Regional committees for medical and health research ethics
Project owner/ Project manager
Norwegian Institute of Public Health
The background for this project is that we are observing a growing trend towards delayed childbearing in developed countries which brings an increasing number of older women into fertility services. Thus, children born after ART are contributing to an increasing proportion of births. The first ART-child in Norway was born in 1984, and around 5 million children have been born after assisted conceptions worldwide. ART has been associated with adverse pregnancy outcomes and negative health outcomes in the child. These observations forms the starting point for this study of ART - pregnancy and childhood outcomes.
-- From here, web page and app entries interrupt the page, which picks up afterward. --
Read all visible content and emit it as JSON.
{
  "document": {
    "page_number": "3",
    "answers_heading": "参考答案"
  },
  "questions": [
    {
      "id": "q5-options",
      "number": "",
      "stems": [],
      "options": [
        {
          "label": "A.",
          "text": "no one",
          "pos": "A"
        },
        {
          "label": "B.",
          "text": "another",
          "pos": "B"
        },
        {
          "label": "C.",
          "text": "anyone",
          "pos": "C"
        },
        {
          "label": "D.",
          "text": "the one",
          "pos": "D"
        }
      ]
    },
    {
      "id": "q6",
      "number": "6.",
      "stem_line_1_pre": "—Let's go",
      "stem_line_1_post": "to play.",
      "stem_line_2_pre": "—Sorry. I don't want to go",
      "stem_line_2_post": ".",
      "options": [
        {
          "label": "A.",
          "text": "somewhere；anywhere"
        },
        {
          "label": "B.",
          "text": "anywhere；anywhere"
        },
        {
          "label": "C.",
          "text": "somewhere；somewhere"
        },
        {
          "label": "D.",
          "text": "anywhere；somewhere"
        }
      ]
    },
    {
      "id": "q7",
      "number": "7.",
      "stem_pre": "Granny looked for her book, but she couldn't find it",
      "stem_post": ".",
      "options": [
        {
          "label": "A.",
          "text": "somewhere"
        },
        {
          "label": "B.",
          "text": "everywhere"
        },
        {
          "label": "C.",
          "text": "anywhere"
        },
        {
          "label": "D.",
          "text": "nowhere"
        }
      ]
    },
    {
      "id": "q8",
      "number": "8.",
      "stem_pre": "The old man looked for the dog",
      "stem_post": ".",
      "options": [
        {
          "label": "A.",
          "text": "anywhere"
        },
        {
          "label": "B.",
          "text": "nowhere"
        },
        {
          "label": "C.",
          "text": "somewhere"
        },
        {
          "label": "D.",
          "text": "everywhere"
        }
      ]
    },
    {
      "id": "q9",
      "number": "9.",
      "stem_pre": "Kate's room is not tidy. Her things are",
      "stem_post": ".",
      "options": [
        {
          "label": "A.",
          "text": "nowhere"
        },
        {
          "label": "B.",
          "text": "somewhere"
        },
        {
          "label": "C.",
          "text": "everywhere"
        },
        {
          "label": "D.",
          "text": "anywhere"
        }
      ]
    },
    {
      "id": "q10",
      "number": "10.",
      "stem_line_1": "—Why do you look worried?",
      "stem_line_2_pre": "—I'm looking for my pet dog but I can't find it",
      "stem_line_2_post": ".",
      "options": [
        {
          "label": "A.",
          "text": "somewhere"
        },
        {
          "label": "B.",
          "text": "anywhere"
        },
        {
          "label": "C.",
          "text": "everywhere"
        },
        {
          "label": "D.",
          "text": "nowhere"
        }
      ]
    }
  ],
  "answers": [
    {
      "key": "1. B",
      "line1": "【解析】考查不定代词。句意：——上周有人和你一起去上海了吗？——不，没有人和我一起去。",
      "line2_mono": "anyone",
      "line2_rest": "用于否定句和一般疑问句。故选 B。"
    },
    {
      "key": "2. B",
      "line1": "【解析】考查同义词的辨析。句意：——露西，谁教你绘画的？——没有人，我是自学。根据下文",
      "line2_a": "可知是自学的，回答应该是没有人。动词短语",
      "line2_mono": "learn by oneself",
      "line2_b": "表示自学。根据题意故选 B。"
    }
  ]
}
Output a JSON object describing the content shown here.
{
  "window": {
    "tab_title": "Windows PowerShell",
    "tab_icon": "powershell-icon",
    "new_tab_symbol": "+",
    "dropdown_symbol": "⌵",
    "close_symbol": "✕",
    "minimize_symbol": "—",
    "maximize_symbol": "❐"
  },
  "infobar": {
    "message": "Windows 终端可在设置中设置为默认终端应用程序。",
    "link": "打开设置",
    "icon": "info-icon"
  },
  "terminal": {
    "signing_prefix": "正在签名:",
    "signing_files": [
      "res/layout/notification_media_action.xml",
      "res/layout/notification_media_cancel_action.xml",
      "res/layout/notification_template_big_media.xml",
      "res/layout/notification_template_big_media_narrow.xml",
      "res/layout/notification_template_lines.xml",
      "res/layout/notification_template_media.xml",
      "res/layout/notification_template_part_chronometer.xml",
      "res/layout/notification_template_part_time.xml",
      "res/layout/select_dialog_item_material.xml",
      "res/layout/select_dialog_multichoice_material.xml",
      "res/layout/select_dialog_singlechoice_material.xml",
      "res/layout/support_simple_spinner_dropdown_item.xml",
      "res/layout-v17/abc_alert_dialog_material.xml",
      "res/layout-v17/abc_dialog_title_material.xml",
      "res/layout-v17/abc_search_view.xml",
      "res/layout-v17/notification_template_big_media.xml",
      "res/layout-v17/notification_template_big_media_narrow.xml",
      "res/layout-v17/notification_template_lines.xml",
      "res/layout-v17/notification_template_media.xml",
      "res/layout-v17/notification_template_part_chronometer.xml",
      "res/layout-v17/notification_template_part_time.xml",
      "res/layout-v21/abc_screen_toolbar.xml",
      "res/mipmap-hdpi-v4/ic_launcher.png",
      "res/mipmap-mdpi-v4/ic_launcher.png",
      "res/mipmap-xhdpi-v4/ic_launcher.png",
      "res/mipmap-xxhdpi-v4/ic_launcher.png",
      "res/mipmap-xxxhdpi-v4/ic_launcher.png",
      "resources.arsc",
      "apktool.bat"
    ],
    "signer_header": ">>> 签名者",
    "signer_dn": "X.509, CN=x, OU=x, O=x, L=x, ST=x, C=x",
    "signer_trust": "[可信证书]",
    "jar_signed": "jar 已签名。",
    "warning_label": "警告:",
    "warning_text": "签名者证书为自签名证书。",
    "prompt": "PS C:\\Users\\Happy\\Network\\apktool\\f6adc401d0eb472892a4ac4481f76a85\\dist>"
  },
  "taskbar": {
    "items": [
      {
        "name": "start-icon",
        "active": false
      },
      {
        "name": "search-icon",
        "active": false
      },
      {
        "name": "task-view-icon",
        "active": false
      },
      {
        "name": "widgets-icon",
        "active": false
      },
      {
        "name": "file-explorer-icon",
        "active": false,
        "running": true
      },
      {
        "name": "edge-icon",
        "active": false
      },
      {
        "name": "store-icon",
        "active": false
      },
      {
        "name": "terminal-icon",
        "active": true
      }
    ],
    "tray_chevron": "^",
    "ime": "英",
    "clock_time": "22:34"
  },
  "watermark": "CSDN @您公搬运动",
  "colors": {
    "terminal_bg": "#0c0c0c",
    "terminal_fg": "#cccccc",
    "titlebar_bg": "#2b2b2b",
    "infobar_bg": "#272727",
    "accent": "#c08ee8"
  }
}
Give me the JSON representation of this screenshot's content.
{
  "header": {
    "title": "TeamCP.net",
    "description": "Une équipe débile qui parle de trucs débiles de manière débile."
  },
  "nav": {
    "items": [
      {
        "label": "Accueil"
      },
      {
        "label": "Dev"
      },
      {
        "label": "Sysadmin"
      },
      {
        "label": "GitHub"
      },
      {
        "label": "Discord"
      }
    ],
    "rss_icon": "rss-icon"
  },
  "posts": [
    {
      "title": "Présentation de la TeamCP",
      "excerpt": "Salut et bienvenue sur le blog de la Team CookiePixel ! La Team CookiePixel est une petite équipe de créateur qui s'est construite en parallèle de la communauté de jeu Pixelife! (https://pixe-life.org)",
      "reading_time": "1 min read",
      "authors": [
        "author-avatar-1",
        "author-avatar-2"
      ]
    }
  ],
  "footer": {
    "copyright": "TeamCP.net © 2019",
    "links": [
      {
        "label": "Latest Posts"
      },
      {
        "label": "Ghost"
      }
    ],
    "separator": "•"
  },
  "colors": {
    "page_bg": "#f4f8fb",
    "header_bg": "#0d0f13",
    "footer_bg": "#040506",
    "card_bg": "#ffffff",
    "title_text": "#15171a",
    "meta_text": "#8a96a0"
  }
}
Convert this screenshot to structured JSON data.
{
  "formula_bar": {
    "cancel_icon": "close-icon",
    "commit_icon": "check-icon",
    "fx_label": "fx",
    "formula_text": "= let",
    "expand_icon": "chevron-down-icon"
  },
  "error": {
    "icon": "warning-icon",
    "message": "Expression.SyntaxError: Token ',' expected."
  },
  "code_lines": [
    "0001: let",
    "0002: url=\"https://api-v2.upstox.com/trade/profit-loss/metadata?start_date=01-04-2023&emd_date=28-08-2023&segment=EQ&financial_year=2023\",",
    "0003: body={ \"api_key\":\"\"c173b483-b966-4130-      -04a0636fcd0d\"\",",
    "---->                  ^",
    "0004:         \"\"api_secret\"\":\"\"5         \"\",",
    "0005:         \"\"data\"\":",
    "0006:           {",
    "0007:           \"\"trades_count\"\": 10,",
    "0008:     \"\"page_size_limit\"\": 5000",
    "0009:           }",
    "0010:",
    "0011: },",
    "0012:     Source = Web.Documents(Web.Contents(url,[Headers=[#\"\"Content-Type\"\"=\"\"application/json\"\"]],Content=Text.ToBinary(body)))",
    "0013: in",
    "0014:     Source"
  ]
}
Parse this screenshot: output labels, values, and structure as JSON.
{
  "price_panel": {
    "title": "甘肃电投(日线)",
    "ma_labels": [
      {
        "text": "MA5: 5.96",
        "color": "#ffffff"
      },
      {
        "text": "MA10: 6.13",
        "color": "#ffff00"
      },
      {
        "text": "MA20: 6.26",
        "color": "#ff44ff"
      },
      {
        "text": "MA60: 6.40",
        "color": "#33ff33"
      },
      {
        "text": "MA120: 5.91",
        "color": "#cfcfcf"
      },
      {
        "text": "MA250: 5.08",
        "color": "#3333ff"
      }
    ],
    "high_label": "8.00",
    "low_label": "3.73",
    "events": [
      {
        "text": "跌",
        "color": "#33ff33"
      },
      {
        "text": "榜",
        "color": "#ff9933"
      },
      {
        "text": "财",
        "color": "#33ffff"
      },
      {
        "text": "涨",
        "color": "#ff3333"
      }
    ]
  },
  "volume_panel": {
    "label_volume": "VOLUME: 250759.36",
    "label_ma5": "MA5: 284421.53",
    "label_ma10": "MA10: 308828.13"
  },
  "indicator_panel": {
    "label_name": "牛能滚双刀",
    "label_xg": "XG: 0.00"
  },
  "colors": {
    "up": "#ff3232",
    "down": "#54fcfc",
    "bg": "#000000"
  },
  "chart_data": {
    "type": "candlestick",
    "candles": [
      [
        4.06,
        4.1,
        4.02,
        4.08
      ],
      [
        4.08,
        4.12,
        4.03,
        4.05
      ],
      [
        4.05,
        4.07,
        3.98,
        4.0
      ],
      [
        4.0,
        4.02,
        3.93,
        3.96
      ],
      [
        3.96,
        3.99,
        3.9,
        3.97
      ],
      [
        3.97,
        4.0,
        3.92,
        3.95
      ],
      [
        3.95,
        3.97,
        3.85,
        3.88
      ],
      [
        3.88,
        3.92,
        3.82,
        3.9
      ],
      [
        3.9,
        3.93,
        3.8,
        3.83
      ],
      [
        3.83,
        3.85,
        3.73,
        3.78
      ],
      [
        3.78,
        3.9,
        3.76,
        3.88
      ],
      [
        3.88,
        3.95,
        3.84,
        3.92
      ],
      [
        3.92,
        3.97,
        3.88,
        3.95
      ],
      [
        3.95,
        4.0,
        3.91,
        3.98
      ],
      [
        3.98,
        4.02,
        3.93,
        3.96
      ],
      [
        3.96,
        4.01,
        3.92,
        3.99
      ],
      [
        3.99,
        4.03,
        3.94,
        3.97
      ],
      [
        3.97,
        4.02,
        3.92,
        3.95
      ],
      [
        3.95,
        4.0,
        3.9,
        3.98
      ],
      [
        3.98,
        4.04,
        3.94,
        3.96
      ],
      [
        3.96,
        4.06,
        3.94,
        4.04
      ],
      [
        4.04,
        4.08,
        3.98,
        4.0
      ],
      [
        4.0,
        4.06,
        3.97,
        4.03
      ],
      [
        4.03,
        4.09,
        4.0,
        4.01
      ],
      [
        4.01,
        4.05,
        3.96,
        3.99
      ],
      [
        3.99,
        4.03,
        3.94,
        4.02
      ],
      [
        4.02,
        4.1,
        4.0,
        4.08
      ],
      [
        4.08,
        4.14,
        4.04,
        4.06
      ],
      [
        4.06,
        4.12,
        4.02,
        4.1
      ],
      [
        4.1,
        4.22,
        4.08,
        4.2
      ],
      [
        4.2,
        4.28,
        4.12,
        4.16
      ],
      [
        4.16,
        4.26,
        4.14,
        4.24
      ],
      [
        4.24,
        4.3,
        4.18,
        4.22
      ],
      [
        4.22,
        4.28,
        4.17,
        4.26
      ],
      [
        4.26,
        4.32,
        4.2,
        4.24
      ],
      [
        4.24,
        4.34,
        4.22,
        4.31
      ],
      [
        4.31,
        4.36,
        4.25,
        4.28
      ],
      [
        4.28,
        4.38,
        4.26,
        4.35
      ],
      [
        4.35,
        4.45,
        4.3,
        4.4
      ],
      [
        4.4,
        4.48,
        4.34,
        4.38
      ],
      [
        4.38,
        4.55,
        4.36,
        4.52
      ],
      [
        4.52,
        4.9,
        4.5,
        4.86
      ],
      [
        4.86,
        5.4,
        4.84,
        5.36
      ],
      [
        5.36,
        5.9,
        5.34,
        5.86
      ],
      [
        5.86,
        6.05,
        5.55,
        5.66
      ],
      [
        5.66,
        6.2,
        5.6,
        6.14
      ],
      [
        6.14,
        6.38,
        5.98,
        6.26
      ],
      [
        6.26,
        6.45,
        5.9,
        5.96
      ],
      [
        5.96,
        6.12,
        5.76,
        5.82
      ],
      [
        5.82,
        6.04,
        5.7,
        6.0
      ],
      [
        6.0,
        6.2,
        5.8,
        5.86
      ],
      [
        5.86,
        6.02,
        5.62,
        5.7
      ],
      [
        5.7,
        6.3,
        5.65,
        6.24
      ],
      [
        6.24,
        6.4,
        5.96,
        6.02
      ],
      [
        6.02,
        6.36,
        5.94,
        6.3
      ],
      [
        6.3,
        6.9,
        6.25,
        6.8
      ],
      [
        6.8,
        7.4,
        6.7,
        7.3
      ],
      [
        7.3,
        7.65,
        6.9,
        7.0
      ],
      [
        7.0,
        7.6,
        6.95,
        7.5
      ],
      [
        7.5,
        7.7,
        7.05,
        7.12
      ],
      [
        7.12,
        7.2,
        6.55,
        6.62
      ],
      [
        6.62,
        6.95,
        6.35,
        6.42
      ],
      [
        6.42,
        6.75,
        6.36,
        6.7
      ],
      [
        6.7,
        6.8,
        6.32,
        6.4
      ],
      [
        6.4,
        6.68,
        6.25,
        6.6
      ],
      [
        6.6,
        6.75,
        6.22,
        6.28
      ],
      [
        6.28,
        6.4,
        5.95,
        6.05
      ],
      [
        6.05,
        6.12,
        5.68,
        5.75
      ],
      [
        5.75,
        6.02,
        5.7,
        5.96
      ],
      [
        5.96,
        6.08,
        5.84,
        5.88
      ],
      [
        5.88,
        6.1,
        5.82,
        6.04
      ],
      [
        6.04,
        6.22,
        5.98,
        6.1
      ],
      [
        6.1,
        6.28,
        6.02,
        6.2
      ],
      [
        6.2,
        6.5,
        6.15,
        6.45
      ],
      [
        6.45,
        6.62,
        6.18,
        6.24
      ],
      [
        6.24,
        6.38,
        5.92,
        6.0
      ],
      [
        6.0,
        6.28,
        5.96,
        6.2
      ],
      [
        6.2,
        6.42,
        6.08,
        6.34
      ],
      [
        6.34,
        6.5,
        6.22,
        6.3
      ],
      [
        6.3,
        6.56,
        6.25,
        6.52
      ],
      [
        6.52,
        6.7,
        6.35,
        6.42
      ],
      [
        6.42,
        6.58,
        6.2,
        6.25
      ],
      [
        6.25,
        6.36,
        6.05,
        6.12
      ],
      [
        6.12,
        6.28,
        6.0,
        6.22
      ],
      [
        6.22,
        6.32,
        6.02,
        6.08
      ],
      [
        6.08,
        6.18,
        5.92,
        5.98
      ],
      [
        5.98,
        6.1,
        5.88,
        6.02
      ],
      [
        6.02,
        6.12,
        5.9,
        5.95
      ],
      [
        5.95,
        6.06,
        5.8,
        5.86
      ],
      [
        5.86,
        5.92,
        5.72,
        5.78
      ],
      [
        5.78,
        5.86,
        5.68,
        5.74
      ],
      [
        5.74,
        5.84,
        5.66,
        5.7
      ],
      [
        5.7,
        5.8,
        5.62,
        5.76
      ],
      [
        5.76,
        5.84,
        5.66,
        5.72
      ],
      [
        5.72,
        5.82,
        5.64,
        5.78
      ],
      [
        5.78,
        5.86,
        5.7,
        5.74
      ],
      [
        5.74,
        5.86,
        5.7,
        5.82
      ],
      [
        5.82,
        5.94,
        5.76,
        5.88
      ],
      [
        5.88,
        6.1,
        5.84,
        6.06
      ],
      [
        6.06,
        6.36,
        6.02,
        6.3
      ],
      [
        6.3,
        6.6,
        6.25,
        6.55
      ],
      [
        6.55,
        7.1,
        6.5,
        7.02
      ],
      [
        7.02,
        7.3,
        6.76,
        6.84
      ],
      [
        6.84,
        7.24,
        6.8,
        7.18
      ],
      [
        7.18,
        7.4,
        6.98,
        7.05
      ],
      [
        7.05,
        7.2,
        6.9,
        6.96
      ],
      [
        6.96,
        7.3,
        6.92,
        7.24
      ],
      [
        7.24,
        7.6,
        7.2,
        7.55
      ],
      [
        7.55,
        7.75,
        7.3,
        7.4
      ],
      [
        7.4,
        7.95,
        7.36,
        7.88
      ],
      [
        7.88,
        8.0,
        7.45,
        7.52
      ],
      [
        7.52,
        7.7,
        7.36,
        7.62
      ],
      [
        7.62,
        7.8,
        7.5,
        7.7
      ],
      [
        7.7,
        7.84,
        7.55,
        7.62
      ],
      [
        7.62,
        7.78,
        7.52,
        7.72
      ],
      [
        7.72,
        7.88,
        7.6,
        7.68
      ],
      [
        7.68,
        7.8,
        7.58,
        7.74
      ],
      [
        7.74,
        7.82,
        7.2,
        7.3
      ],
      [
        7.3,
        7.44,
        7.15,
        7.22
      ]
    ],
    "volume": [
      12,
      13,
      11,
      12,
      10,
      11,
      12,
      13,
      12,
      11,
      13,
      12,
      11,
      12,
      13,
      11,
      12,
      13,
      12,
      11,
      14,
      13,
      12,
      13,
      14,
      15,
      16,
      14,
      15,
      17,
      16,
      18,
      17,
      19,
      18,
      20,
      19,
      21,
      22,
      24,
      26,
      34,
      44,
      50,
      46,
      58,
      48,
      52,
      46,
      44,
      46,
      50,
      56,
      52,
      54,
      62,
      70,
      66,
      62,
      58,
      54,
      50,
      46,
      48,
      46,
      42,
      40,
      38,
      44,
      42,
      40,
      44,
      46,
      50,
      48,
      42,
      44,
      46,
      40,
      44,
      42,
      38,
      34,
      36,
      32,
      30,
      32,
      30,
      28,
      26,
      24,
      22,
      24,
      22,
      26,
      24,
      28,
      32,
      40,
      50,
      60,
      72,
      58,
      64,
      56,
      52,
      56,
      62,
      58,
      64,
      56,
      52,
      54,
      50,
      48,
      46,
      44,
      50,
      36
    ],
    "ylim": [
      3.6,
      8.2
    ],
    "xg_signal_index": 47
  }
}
In order to disentangle effects of ART and subfertility, it is crucial to have extensive data on parental health, pregnancy planning, use of ART, and family- and sibling data. In this project we combine Norwegian registry data and questionnaire data from the MoBa cohort study to investigate causes and consequences of subfertility and assisted conceptions. The project uses the total Norwegian population as the study population. The project will describe incidence, prevalence and time trends in ART, fetal losses, pregnancy outcomes, socioeconomic factors and ethnicity, and health outcomes.
The project was initiated in 2014 and has been updated with new datasets in 2018. It is funded by the Research Councill of Norway through the Centre of Excellence Scheme.
See the full project description at Cristin for more information about results, researchers, contact information etc.
Siri Eldevik Håberg, Senter for fruktbarhet og helse, Norwegian Institute of Public Health